▸ Work required
A line qualifies if it holds the string "screenshot". Copy every qualifying line from the records.

[Data records for software interfaces]
-.-.-
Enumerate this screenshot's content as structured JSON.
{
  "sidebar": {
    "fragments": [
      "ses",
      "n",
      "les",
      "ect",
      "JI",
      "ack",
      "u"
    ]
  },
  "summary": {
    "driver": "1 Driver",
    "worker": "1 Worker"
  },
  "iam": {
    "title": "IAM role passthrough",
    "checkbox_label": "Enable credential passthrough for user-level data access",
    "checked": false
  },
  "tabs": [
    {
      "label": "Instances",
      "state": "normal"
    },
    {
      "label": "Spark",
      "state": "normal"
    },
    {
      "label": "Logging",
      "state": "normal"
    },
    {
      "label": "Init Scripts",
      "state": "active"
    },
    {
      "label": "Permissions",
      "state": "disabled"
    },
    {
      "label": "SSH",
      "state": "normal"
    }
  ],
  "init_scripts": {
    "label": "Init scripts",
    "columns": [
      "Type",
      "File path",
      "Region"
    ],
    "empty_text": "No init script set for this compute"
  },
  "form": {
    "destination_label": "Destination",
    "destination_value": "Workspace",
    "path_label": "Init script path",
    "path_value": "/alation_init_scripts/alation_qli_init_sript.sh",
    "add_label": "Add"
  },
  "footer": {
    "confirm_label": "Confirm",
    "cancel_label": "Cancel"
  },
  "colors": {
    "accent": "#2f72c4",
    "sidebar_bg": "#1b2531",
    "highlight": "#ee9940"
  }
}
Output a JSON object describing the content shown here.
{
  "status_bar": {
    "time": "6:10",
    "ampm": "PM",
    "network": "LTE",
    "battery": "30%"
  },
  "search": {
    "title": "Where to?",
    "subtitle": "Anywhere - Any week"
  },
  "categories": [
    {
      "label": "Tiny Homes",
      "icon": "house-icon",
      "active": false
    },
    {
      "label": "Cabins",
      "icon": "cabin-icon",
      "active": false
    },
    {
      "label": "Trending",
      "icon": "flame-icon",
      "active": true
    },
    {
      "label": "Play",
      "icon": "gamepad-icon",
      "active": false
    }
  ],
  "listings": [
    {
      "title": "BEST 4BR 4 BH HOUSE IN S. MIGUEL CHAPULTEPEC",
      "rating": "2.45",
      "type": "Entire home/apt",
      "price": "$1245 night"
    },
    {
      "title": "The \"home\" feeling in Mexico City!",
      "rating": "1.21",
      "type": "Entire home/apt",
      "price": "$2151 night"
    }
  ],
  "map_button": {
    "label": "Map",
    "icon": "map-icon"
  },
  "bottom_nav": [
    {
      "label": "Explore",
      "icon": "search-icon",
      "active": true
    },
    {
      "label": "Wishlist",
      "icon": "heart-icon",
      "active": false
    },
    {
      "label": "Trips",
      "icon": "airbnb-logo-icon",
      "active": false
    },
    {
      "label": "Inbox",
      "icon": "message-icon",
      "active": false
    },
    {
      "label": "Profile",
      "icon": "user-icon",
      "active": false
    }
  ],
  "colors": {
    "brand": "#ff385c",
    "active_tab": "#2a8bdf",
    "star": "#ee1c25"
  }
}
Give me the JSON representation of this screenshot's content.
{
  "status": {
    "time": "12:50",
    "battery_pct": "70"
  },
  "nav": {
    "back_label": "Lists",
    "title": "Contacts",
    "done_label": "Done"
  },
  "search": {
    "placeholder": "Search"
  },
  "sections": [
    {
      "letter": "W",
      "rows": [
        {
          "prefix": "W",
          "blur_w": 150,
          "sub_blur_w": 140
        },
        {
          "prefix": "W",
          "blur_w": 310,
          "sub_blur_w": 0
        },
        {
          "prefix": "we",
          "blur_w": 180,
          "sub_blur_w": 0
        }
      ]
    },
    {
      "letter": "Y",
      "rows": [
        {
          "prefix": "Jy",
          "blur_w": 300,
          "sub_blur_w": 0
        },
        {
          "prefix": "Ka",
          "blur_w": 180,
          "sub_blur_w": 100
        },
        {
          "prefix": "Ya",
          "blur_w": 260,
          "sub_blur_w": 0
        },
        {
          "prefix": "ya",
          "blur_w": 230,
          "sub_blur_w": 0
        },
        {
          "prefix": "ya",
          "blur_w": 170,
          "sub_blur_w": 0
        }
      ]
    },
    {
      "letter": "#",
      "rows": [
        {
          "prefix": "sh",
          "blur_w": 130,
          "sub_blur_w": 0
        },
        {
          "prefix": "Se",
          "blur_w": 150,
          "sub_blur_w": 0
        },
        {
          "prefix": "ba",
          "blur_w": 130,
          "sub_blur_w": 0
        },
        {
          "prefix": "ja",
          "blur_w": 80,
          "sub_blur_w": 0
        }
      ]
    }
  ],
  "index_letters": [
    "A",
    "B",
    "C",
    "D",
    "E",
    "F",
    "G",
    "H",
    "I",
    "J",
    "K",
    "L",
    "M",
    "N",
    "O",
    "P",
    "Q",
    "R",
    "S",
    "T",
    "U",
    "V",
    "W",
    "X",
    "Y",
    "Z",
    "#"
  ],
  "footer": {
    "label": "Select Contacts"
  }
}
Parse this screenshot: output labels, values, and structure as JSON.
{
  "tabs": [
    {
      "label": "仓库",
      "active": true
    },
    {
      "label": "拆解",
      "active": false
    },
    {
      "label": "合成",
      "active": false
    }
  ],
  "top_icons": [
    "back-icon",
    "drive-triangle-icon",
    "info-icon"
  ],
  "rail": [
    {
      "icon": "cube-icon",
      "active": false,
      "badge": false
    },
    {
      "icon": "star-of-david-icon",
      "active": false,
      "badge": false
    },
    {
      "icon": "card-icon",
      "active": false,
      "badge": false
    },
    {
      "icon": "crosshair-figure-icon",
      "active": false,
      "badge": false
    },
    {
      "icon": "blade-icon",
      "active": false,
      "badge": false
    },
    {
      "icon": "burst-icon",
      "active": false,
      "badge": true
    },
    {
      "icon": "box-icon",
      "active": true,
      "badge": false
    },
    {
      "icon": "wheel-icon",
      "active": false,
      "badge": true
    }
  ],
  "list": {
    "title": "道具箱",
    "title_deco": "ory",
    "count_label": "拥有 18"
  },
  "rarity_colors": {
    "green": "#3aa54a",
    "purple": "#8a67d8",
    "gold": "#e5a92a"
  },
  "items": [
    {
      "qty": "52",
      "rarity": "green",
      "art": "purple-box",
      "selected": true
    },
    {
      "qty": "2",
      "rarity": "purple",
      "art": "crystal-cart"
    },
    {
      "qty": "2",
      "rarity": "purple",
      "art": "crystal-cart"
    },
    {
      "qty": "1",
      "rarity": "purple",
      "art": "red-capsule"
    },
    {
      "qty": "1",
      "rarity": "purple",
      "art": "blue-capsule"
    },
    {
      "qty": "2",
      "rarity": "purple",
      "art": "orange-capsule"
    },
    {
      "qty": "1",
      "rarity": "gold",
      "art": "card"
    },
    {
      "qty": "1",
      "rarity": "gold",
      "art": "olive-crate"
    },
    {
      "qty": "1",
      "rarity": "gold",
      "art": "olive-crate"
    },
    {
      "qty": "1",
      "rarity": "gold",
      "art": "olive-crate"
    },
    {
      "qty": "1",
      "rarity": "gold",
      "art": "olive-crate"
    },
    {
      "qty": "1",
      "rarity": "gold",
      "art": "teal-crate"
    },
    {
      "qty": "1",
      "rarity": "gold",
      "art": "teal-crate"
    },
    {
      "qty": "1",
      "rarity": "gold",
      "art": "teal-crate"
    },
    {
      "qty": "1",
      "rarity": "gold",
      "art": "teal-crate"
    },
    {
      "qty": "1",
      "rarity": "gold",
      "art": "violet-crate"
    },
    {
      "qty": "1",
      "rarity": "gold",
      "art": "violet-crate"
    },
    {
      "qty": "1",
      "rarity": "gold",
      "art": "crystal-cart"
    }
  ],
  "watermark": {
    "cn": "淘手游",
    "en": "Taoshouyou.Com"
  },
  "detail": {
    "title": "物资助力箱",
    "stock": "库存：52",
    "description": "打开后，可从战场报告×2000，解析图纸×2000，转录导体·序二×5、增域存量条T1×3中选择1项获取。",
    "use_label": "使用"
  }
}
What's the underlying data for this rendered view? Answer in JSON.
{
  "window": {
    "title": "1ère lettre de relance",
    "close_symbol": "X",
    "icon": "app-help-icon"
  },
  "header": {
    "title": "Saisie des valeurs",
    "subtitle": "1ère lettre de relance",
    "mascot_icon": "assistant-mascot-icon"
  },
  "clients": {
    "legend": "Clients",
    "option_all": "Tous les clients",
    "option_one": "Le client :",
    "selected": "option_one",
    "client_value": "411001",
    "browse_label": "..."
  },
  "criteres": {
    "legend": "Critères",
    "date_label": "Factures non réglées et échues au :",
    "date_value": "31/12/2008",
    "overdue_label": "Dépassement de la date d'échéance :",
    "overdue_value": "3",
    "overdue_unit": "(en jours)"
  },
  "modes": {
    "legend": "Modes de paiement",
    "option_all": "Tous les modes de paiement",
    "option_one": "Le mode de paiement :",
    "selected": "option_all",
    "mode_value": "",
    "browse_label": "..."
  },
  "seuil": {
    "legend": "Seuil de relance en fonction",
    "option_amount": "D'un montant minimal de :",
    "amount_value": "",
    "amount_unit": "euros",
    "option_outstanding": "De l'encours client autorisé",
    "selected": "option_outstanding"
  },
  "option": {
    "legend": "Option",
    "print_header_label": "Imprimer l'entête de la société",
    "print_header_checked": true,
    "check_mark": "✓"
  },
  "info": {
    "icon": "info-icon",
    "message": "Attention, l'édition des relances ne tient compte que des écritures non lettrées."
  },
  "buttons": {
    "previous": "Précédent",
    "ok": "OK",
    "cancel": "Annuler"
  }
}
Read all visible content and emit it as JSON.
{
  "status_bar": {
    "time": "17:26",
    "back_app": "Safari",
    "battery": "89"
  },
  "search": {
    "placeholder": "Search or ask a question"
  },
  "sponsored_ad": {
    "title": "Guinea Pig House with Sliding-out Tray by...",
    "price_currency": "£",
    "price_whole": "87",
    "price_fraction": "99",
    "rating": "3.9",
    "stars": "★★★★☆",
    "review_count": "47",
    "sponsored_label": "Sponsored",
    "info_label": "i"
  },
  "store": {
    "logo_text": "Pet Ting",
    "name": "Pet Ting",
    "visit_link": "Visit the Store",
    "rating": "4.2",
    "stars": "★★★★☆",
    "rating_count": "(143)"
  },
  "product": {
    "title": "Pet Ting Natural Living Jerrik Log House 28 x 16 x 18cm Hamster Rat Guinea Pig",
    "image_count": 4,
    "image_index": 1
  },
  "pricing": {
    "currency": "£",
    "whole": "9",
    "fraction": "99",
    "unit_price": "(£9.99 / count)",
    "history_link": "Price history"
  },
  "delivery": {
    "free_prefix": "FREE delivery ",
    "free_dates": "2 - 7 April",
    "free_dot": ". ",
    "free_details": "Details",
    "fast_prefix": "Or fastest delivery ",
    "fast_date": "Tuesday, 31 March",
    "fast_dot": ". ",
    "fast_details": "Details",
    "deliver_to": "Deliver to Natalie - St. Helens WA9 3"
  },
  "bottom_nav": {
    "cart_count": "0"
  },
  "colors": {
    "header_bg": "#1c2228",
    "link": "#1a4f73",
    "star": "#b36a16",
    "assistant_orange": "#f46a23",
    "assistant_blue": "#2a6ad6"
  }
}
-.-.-
▸ Written answer
Enumerate this screenshot's content as structured JSON.
Give me the JSON representation of this screenshot's content.
Parse this screenshot: output labels, values, and structure as JSON.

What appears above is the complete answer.